Well, I ran traffic lights 3 times and almost got hit by car this week, and this actually happened quite often because it was hard for me to distinguish the color of the traffic light, so I decided to build something that will help me and countless other colorblind see the color.
What it does
display the world in your phone camera, and returns the color code and name of the object that you pointed to.
How I built it
I developed it on Mobile platform, because it is practical for people to use their phone to distinguish the color they run into in their lives. I chose Android because most people 88% uses android, while only 12% uses IOS worldwide. In addition, I am better at Java than swift. XD
The first step was to prepare the data, which is quite easy, I went to an online color dictionary at colorhexa.com that maps hex code to rgb code and to English color names. I added this dictionary into a list, and in that list, each color is stored as a distinct ColorName data type. so when camera points to a location, it extract the color from the dictionary for color names.
This is the complicated part. In the beginning I thought I could just rely on the Android's system Camera without have to do much customization. But later I discovered, it was all customization! (1)First, a surface is drawn for camera to operate. (2)Then, envoke Frame, which automatically refreshes on every camera position change, and on every user input (put the phone to landscape etc).
(3) Meanwhile the Frame is constantly computing the average color on the center Point of Interest of Camera in realtime through YUV data pipelines to RGB value and eventually to HEX.
As soon as the calculation is done, the data is sent to the view class, where it display the eventual outcome at the button of the screen. The top and middle view is the camera view where user can pick other points of interest for new color.
Challenges I ran into
This "Simple task" was actually A LOT of work. But aside from the tedius debugging process everything was sorted out except Camera. I was not able to make to auto zone to the optimal resolution, hence the camera view would seem a little bit blurry when you put the camera too close to the surface on which you wish to peek the color.
I should get the auto focus running so that the peek so it would appear to be more accurately extracting color data. It is actually the same accuracy considering the fact that the algorithm is calculating the average of the center block rather than the center point. So even if the picture become more clear, the underlying algorithm is the same. The reason why I chose not to pick a point is because a point may deviates from the surface' true color. But a clearer image would significantly increase the user experience.
Um my partner dipped 2 hrs into the hack but that's ok.
Accomplishments that I'm proud of
- Was able to get the code working!
- Handle the camera positioning, framing, and all those shenanigan myself without using an external library, which means much faster and more resource efficient than running a gigantic camera handler thread on the side
- Had time left to implement the Restful call for learning more about the color.
- First time trying solo hackathon.
What I learned
I think I learned I've learned from previous hackathons when I could not even finish the project by the end. that is do not get right into coding but:
Think about what you wanna make
Plan and draw out the software architecture. Things become so nice that I do not have to worry about reorganizing the code after a new module is donee)

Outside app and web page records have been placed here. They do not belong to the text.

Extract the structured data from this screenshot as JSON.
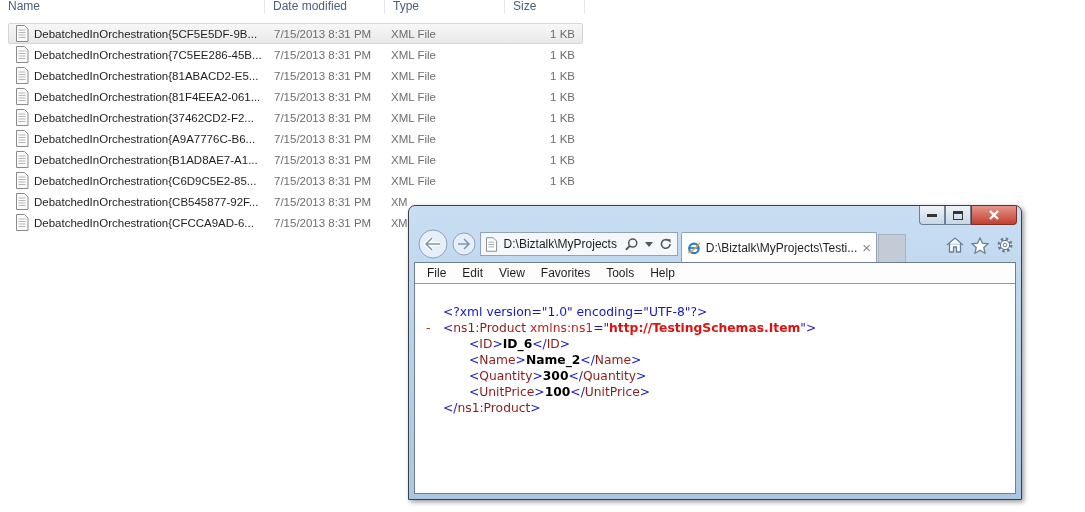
{
  "explorer": {
    "columns": [
      "Name",
      "Date modified",
      "Type",
      "Size"
    ],
    "rows": [
      {
        "name": "DebatchedInOrchestration{5CF5E5DF-9B...",
        "date": "7/15/2013 8:31 PM",
        "type": "XML File",
        "size": "1 KB",
        "selected": true
      },
      {
        "name": "DebatchedInOrchestration{7C5EE286-45B...",
        "date": "7/15/2013 8:31 PM",
        "type": "XML File",
        "size": "1 KB",
        "selected": false
      },
      {
        "name": "DebatchedInOrchestration{81ABACD2-E5...",
        "date": "7/15/2013 8:31 PM",
        "type": "XML File",
        "size": "1 KB",
        "selected": false
      },
      {
        "name": "DebatchedInOrchestration{81F4EEA2-061...",
        "date": "7/15/2013 8:31 PM",
        "type": "XML File",
        "size": "1 KB",
        "selected": false
      },
      {
        "name": "DebatchedInOrchestration{37462CD2-F2...",
        "date": "7/15/2013 8:31 PM",
        "type": "XML File",
        "size": "1 KB",
        "selected": false
      },
      {
        "name": "DebatchedInOrchestration{A9A7776C-B6...",
        "date": "7/15/2013 8:31 PM",
        "type": "XML File",
        "size": "1 KB",
        "selected": false
      },
      {
        "name": "DebatchedInOrchestration{B1AD8AE7-A1...",
        "date": "7/15/2013 8:31 PM",
        "type": "XML File",
        "size": "1 KB",
        "selected": false
      },
      {
        "name": "DebatchedInOrchestration{C6D9C5E2-85...",
        "date": "7/15/2013 8:31 PM",
        "type": "XML File",
        "size": "1 KB",
        "selected": false
      },
      {
        "name": "DebatchedInOrchestration{CB545877-92F...",
        "date": "7/15/2013 8:31 PM",
        "type": "XM",
        "selected": false
      },
      {
        "name": "DebatchedInOrchestration{CFCCA9AD-6...",
        "date": "7/15/2013 8:31 PM",
        "type": "XM",
        "selected": false
      }
    ]
  },
  "browser": {
    "address": "D:\\Biztalk\\MyProjects",
    "tab": {
      "title": "D:\\Biztalk\\MyProjects\\Testi...",
      "close": "×"
    },
    "menu": [
      "File",
      "Edit",
      "View",
      "Favorites",
      "Tools",
      "Help"
    ],
    "xml": {
      "declaration": "<?xml version=\"1.0\" encoding=\"UTF-8\"?>",
      "root": {
        "toggle": "-",
        "open": [
          {
            "kind": "bracket",
            "text": "<"
          },
          {
            "kind": "tag",
            "text": "ns1:Product"
          },
          {
            "kind": "attr",
            "text": " xmlns:ns1"
          },
          {
            "kind": "bracket",
            "text": "=\""
          },
          {
            "kind": "attrval",
            "text": "http://TestingSchemas.Item"
          },
          {
            "kind": "bracket",
            "text": "\">"
          }
        ],
        "children": [
          {
            "tokens": [
              {
                "kind": "bracket",
                "text": "<"
              },
              {
                "kind": "tag",
                "text": "ID"
              },
              {
                "kind": "bracket",
                "text": ">"
              },
              {
                "kind": "text",
                "text": "ID_6"
              },
              {
                "kind": "bracket",
                "text": "</"
              },
              {
                "kind": "tag",
                "text": "ID"
              },
              {
                "kind": "bracket",
                "text": ">"
              }
            ]
          },
          {
            "tokens": [
              {
                "kind": "bracket",
                "text": "<"
              },
              {
                "kind": "tag",
                "text": "Name"
              },
              {
                "kind": "bracket",
                "text": ">"
              },
              {
                "kind": "text",
                "text": "Name_2"
              },
              {
                "kind": "bracket",
                "text": "</"
              },
              {
                "kind": "tag",
                "text": "Name"
              },
              {
                "kind": "bracket",
                "text": ">"
              }
            ]
          },
          {
            "tokens": [
              {
                "kind": "bracket",
                "text": "<"
              },
              {
                "kind": "tag",
                "text": "Quantity"
              },
              {
                "kind": "bracket",
                "text": ">"
              },
              {
                "kind": "text",
                "text": "300"
              },
              {
                "kind": "bracket",
                "text": "</"
              },
              {
                "kind": "tag",
                "text": "Quantity"
              },
              {
                "kind": "bracket",
                "text": ">"
              }
            ]
          },
          {
            "tokens": [
              {
                "kind": "bracket",
                "text": "<"
              },
              {
                "kind": "tag",
                "text": "UnitPrice"
              },
              {
                "kind": "bracket",
                "text": ">"
              },
              {
                "kind": "text",
                "text": "100"
              },
              {
                "kind": "bracket",
                "text": "</"
              },
              {
                "kind": "tag",
                "text": "UnitPrice"
              },
              {
                "kind": "bracket",
                "text": ">"
              }
            ]
          }
        ],
        "close": [
          {
            "kind": "bracket",
            "text": "</"
          },
          {
            "kind": "tag",
            "text": "ns1:Product"
          },
          {
            "kind": "bracket",
            "text": ">"
          }
        ]
      }
    }
  }
}
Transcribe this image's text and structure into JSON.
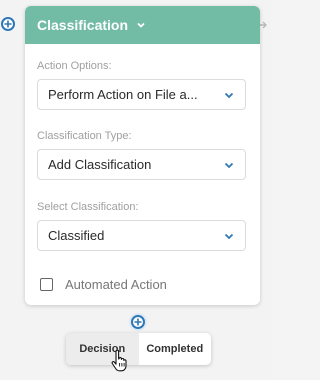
{
  "card": {
    "title": "Classification",
    "header_color": "#72bba5"
  },
  "fields": [
    {
      "label": "Action Options:",
      "value": "Perform Action on File a..."
    },
    {
      "label": "Classification Type:",
      "value": "Add Classification"
    },
    {
      "label": "Select Classification:",
      "value": "Classified"
    }
  ],
  "checkbox": {
    "label": "Automated Action",
    "checked": false
  },
  "choices": [
    {
      "label": "Decision",
      "hovered": true
    },
    {
      "label": "Completed",
      "hovered": false
    }
  ],
  "colors": {
    "accent": "#2f78b5",
    "canvas": "#f3f3f3"
  },
  "icons": [
    "add-connector-icon",
    "chevron-down-icon",
    "arrow-right-icon",
    "hand-pointer-cursor-icon"
  ]
}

Trim down your ambition. I originally wanted to do a AR model that guides people on safest path on campus, but it was not within the scope of a 1 person team in a 1 day hackathon
Get coding, and don't stop (if you pause and get food, you slag off)
What's next for peeker
I will implement the AR function so that not only colorblind can use it for color, but this will transform to a life/travel/campus AR guide for people, which will be more useful and target a greater number of audience.